Record extracts →
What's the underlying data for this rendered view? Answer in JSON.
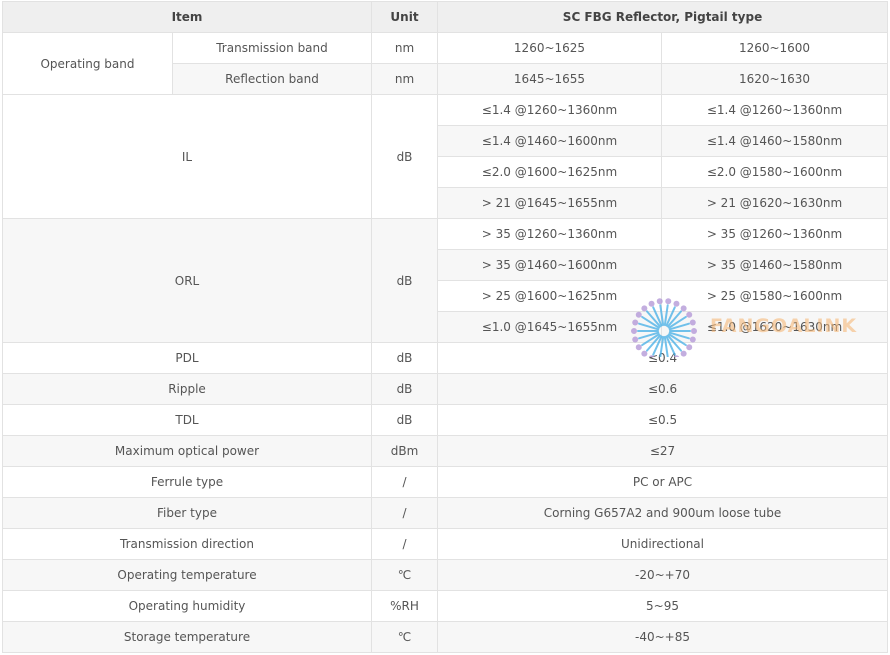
{
  "header": {
    "item": "Item",
    "unit": "Unit",
    "product": "SC FBG Reflector, Pigtail type"
  },
  "operating_band": {
    "label": "Operating band",
    "transmission": {
      "label": "Transmission band",
      "unit": "nm",
      "v1": "1260~1625",
      "v2": "1260~1600"
    },
    "reflection": {
      "label": "Reflection band",
      "unit": "nm",
      "v1": "1645~1655",
      "v2": "1620~1630"
    }
  },
  "il": {
    "label": "IL",
    "unit": "dB",
    "rows": [
      {
        "v1": "≤1.4 @1260~1360nm",
        "v2": "≤1.4 @1260~1360nm"
      },
      {
        "v1": "≤1.4 @1460~1600nm",
        "v2": "≤1.4 @1460~1580nm"
      },
      {
        "v1": "≤2.0 @1600~1625nm",
        "v2": "≤2.0 @1580~1600nm"
      },
      {
        "v1": "> 21 @1645~1655nm",
        "v2": "> 21 @1620~1630nm"
      }
    ]
  },
  "orl": {
    "label": "ORL",
    "unit": "dB",
    "rows": [
      {
        "v1": "> 35 @1260~1360nm",
        "v2": "> 35 @1260~1360nm"
      },
      {
        "v1": "> 35 @1460~1600nm",
        "v2": "> 35 @1460~1580nm"
      },
      {
        "v1": "> 25 @1600~1625nm",
        "v2": "> 25 @1580~1600nm"
      },
      {
        "v1": "≤1.0 @1645~1655nm",
        "v2": "≤1.0 @1620~1630nm"
      }
    ]
  },
  "specs": [
    {
      "label": "PDL",
      "unit": "dB",
      "value": "≤0.4"
    },
    {
      "label": "Ripple",
      "unit": "dB",
      "value": "≤0.6"
    },
    {
      "label": "TDL",
      "unit": "dB",
      "value": "≤0.5"
    },
    {
      "label": "Maximum optical power",
      "unit": "dBm",
      "value": "≤27"
    },
    {
      "label": "Ferrule type",
      "unit": "/",
      "value": "PC or APC"
    },
    {
      "label": "Fiber type",
      "unit": "/",
      "value": "Corning G657A2 and 900um loose tube"
    },
    {
      "label": "Transmission direction",
      "unit": "/",
      "value": "Unidirectional"
    },
    {
      "label": "Operating temperature",
      "unit": "℃",
      "value": "-20~+70"
    },
    {
      "label": "Operating humidity",
      "unit": "%RH",
      "value": "5~95"
    },
    {
      "label": "Storage temperature",
      "unit": "℃",
      "value": "-40~+85"
    }
  ],
  "watermark": {
    "text": "FANGOALINK",
    "color_rays": "#4fb3e8",
    "color_dots": "#b59ad8",
    "color_text": "#f6b978"
  }
}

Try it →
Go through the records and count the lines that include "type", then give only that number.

Your response →
3